» **EXERCISE OBJECTIVE**
Determine the number of lines in the listing below that hold the word "true". Write the number alone.

» **INFORMATION GIVEN**
==============================

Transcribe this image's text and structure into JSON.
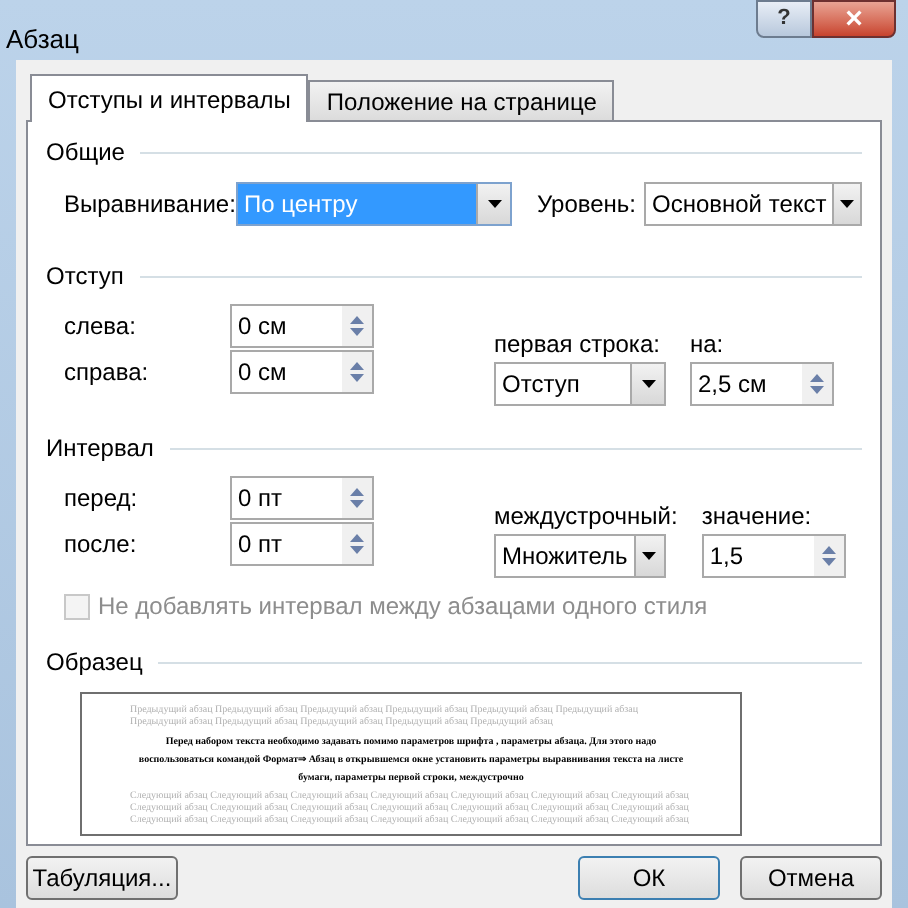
{
  "window": {
    "title": "Абзац",
    "help": "?",
    "close": "×"
  },
  "tabs": [
    {
      "label": "Отступы и интервалы",
      "selected": true
    },
    {
      "label": "Положение на странице",
      "selected": false
    }
  ],
  "general": {
    "title": "Общие",
    "alignment": {
      "label": "Выравнивание:",
      "value": "По центру",
      "focused": true
    },
    "level": {
      "label": "Уровень:",
      "value": "Основной текст"
    }
  },
  "indent": {
    "title": "Отступ",
    "left": {
      "label": "слева:",
      "value": "0 см"
    },
    "right": {
      "label": "справа:",
      "value": "0 см"
    },
    "first_line": {
      "label": "первая строка:",
      "value": "Отступ"
    },
    "by": {
      "label": "на:",
      "value": "2,5 см"
    }
  },
  "spacing": {
    "title": "Интервал",
    "before": {
      "label": "перед:",
      "value": "0 пт"
    },
    "after": {
      "label": "после:",
      "value": "0 пт"
    },
    "line_spacing": {
      "label": "междустрочный:",
      "value": "Множитель"
    },
    "at": {
      "label": "значение:",
      "value": "1,5"
    },
    "no_space_checkbox": {
      "label": "Не добавлять интервал между абзацами одного стиля",
      "checked": false,
      "disabled": true
    }
  },
  "preview": {
    "title": "Образец",
    "previous": "Предыдущий абзац Предыдущий абзац Предыдущий абзац Предыдущий абзац Предыдущий абзац Предыдущий абзац Предыдущий абзац Предыдущий абзац Предыдущий абзац Предыдущий абзац Предыдущий абзац",
    "current": "Перед набором текста необходимо задавать помимо параметров шрифта , параметры абзаца. Для этого надо воспользоваться командой Формат⇒ Абзац в открывшемся окне установить параметры выравнивания текста на листе бумаги, параметры первой строки, междустрочно",
    "next": "Следующий абзац Следующий абзац Следующий абзац Следующий абзац Следующий абзац Следующий абзац Следующий абзац Следующий абзац Следующий абзац Следующий абзац Следующий абзац Следующий абзац Следующий абзац Следующий абзац Следующий абзац Следующий абзац Следующий абзац Следующий абзац Следующий абзац Следующий абзац Следующий абзац"
  },
  "buttons": [
    {
      "label": "Табуляция...",
      "kind": "left"
    },
    {
      "label": "ОК",
      "kind": "default"
    },
    {
      "label": "Отмена",
      "kind": "normal"
    }
  ]
}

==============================

» **TASK RESPONSE**
3